"He was someone that tried to pass information to me. I didn't use most of it," Solomon said of Giuliani. "If they want to look at that, there's not going to be anything surprising in it."

Everything was sitting "in plain view", he said.

He said he believed his reporting had "stood the test of time" and maintained that he was "unaware of a single factual error" in any of his stories.

Solomon's former employer, The Hill newspaper, published a review last year of some of his columns and determined they were lacking in context and missing key disclosures. Solomon previously worked for AP, departing the news organisation in 2006.

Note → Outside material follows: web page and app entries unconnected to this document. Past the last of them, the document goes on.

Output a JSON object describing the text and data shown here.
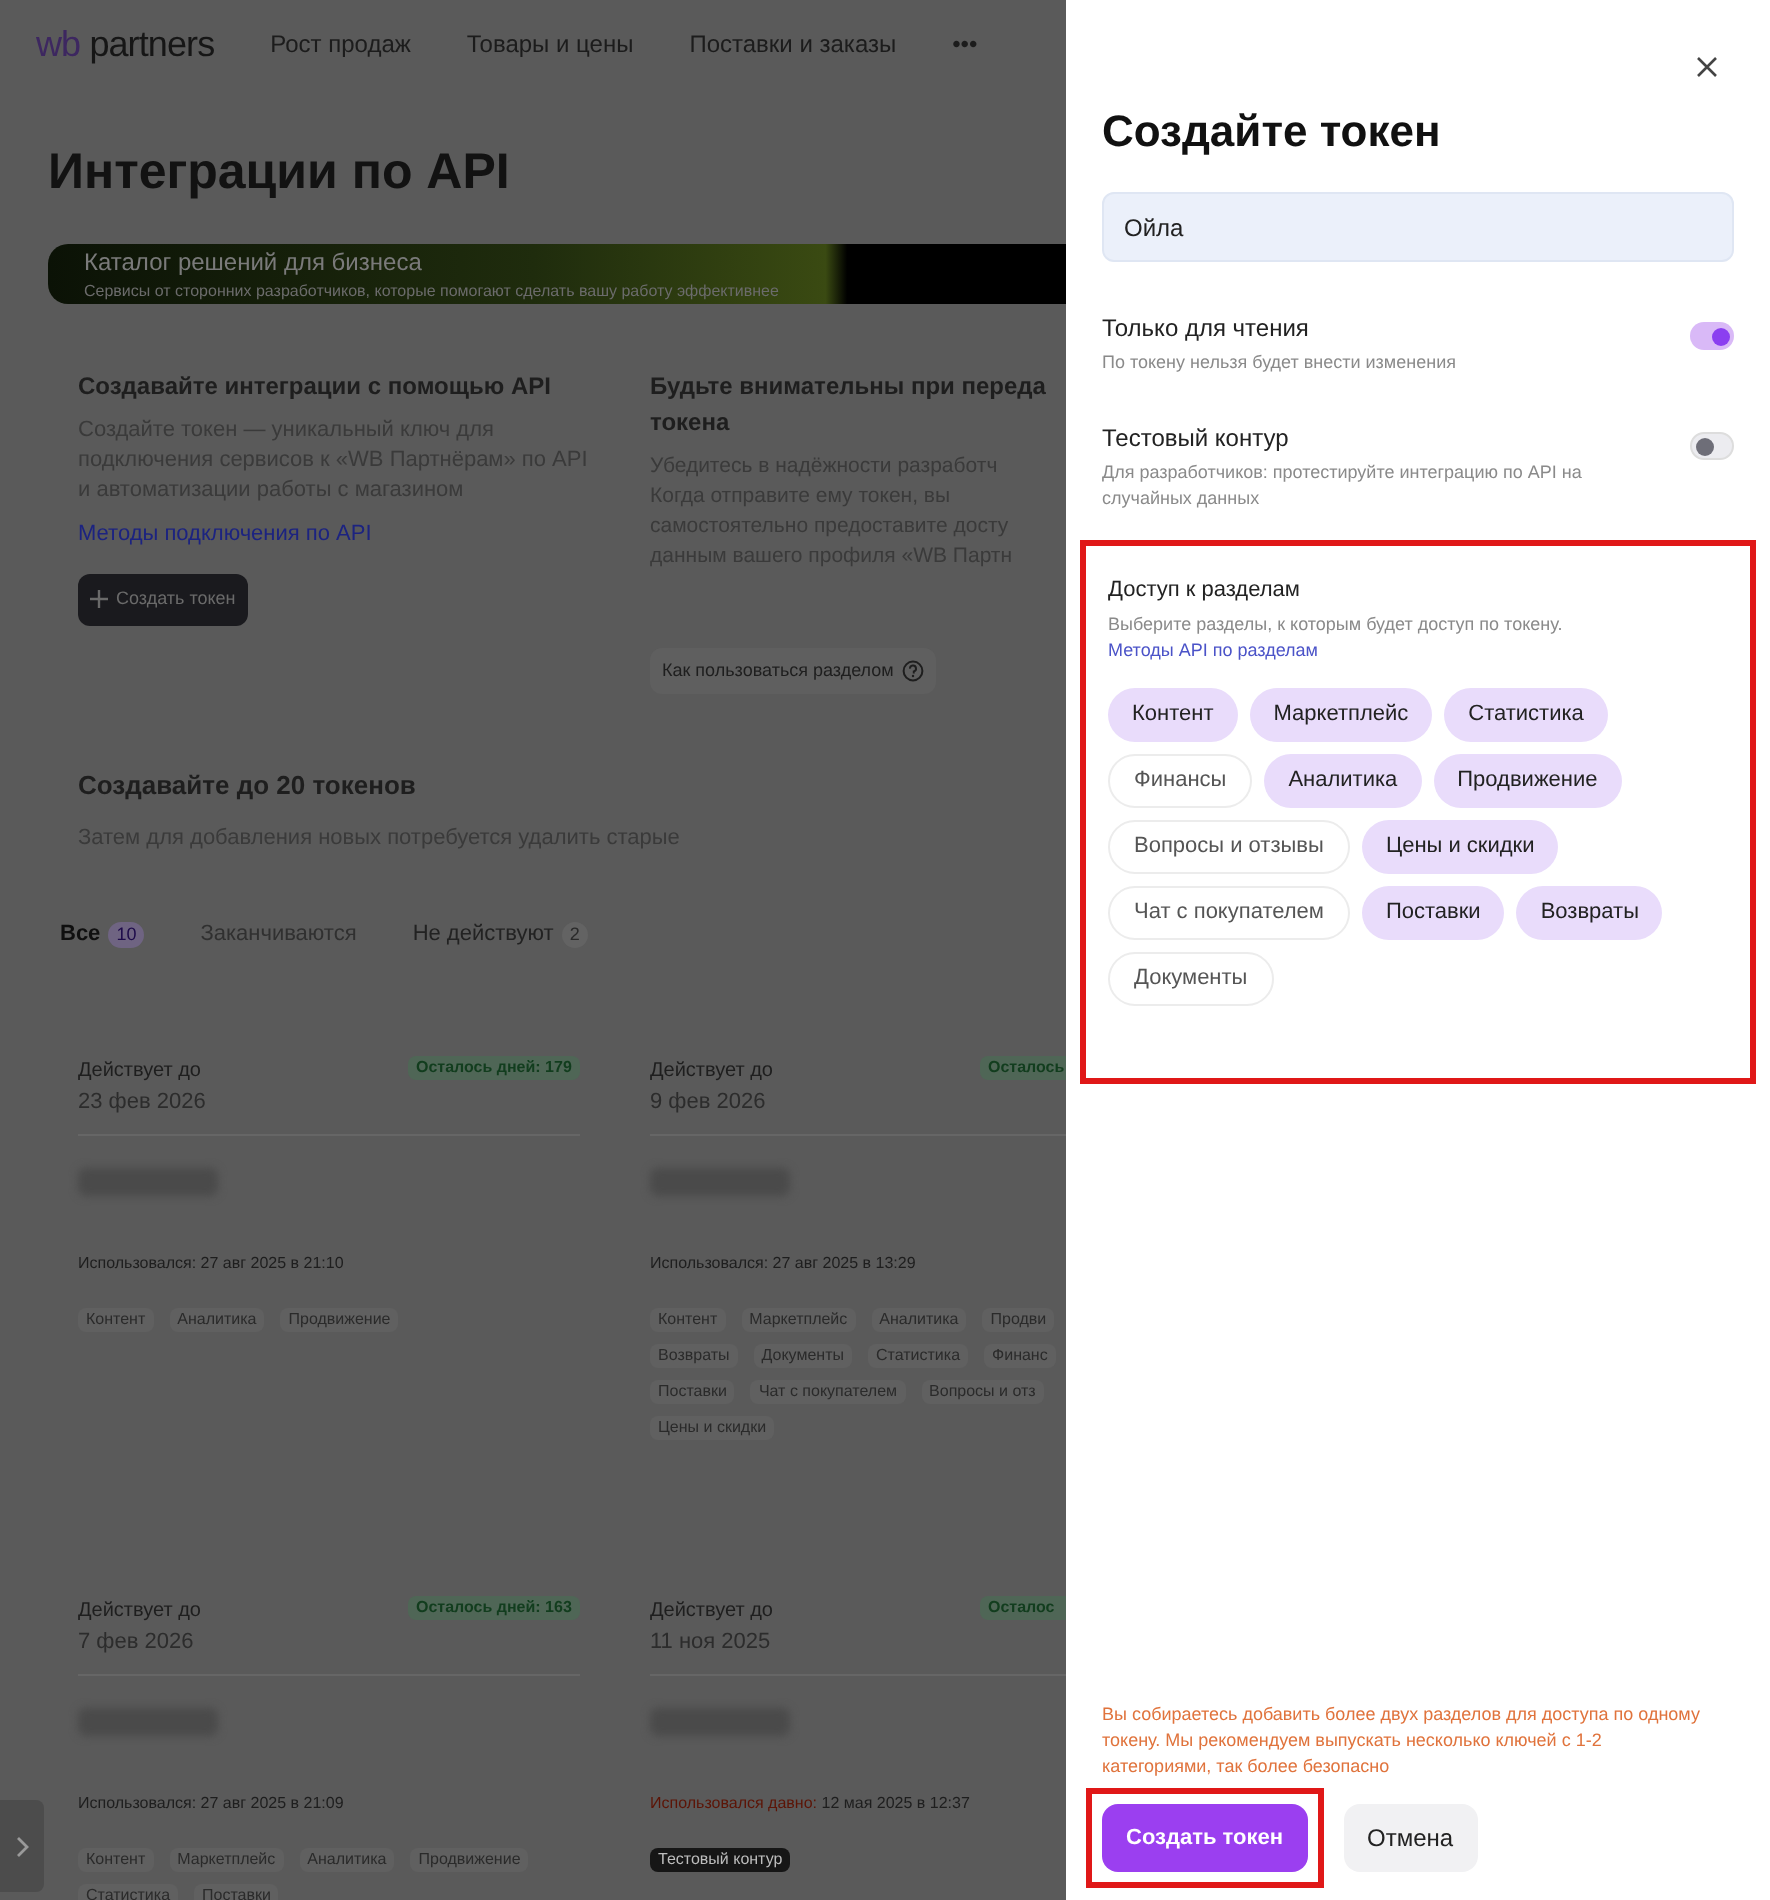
{
  "header": {
    "logo": {
      "prefix": "wb",
      "suffix": "partners"
    },
    "nav": [
      {
        "label": "Рост продаж"
      },
      {
        "label": "Товары и цены"
      },
      {
        "label": "Поставки и заказы"
      },
      {
        "label": "•••"
      }
    ]
  },
  "page_title": "Интеграции по API",
  "banner": {
    "title": "Каталог решений для бизнеса",
    "subtitle": "Сервисы от сторонних разработчиков, которые помогают сделать вашу работу эффективнее"
  },
  "info": [
    {
      "title": "Создавайте интеграции с помощью API",
      "text": "Создайте токен — уникальный ключ для подключения сервисов к «WB Партнёрам» по API и автоматизации работы с магазином",
      "link": "Методы подключения по API",
      "button": {
        "kind": "primary",
        "label": "Создать токен"
      }
    },
    {
      "title": "Будьте внимательны при переда",
      "title_rest": "токена",
      "lines": [
        "Убедитесь в надёжности разработч",
        "Когда отправите ему токен, вы",
        "самостоятельно предоставите досту",
        "данным вашего профиля «WB Партн"
      ],
      "button": {
        "kind": "help",
        "label": "Как пользоваться разделом"
      }
    }
  ],
  "limit": {
    "title": "Создавайте до 20 токенов",
    "text": "Затем для добавления новых потребуется удалить старые"
  },
  "filter_tabs": [
    {
      "label": "Все",
      "count": "10",
      "selected": true
    },
    {
      "label": "Заканчиваются",
      "selected": false
    },
    {
      "label": "Не действуют",
      "count": "2",
      "selected": false
    }
  ],
  "tokens": [
    {
      "valid_label": "Действует до",
      "date": "23 фев 2026",
      "badge": "Осталось дней: 179",
      "used_label": "Использовался:",
      "used": "27 авг 2025 в 21:10",
      "stale": false,
      "tag_rows": [
        [
          "Контент",
          "Аналитика",
          "Продвижение"
        ]
      ]
    },
    {
      "valid_label": "Действует до",
      "date": "9 фев 2026",
      "badge": "Осталось",
      "used_label": "Использовался:",
      "used": "27 авг 2025 в 13:29",
      "stale": false,
      "tag_rows": [
        [
          "Контент",
          "Маркетплейс",
          "Аналитика",
          "Продви"
        ],
        [
          "Возвраты",
          "Документы",
          "Статистика",
          "Финанс"
        ],
        [
          "Поставки",
          "Чат с покупателем",
          "Вопросы и отз"
        ],
        [
          "Цены и скидки"
        ]
      ]
    },
    {
      "valid_label": "Действует до",
      "date": "7 фев 2026",
      "badge": "Осталось дней: 163",
      "used_label": "Использовался:",
      "used": "27 авг 2025 в 21:09",
      "stale": false,
      "tag_rows": [
        [
          "Контент",
          "Маркетплейс",
          "Аналитика",
          "Продвижение"
        ],
        [
          "Статистика",
          "Поставки"
        ]
      ]
    },
    {
      "valid_label": "Действует до",
      "date": "11 ноя 2025",
      "badge": "Осталос",
      "used_label": "Использовался давно:",
      "used": "12 мая 2025 в 12:37",
      "stale": true,
      "test_tag": "Тестовый контур"
    }
  ],
  "panel": {
    "title": "Создайте токен",
    "name_field": {
      "value": "Ойла"
    },
    "toggles": [
      {
        "label": "Только для чтения",
        "hint": "По токену нельзя будет внести изменения",
        "on": true
      },
      {
        "label": "Тестовый контур",
        "hint": "Для разработчиков: протестируйте интеграцию по API на случайных данных",
        "on": false
      }
    ],
    "access": {
      "title": "Доступ к разделам",
      "hint": "Выберите разделы, к которым будет доступ по токену.",
      "link": "Методы API по разделам",
      "highlighted": true,
      "sections": [
        {
          "label": "Контент",
          "selected": true
        },
        {
          "label": "Маркетплейс",
          "selected": true
        },
        {
          "label": "Статистика",
          "selected": true
        },
        {
          "label": "Финансы",
          "selected": false
        },
        {
          "label": "Аналитика",
          "selected": true
        },
        {
          "label": "Продвижение",
          "selected": true
        },
        {
          "label": "Вопросы и отзывы",
          "selected": false
        },
        {
          "label": "Цены и скидки",
          "selected": true
        },
        {
          "label": "Чат с покупателем",
          "selected": false
        },
        {
          "label": "Поставки",
          "selected": true
        },
        {
          "label": "Возвраты",
          "selected": true
        },
        {
          "label": "Документы",
          "selected": false
        }
      ]
    },
    "warning": "Вы собираетесь добавить более двух разделов для доступа по одному токену. Мы рекомендуем выпускать несколько ключей с 1-2 категориями, так более безопасно",
    "create_button": {
      "label": "Создать токен",
      "highlighted": true
    },
    "cancel_button": {
      "label": "Отмена"
    }
  }
}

The federal Foreign Agents Registration Act requires people who lobby on behalf of a foreign government or entity to register with the Justice Department. The once-obscure law, aimed at improving transparency, has received a burst of attention in recent years — particularly during Mueller's probe, which revealed an array of foreign influence operations in the US Federal prosecutors in Manhattan had pushed last year for a search warrant for records, including some of Giuliani's communications.

Officials in the Trump-era Justice Department would not sign off on the request, according to multiple people who insisted on anonymity to speak about the ongoing investigation with which they were familiar.

Officials in the then-deputy attorney general's office raised concerns about both the scope of the request, which they thought would contain communications that could be covered by legal privilege between Giuliani and Trump, and the method of obtaining the records, three of the people said.

The issue was widely expected to be revisited by the Justice Department once Attorney General Merrick Garland assumed office. Garland was confirmed last month and Deputy Attorney General Lisa Monaco was confirmed to her position and sworn in last week. The Justice Department requires that applications for search warrants served on lawyers be approved by senior department officials.

- AP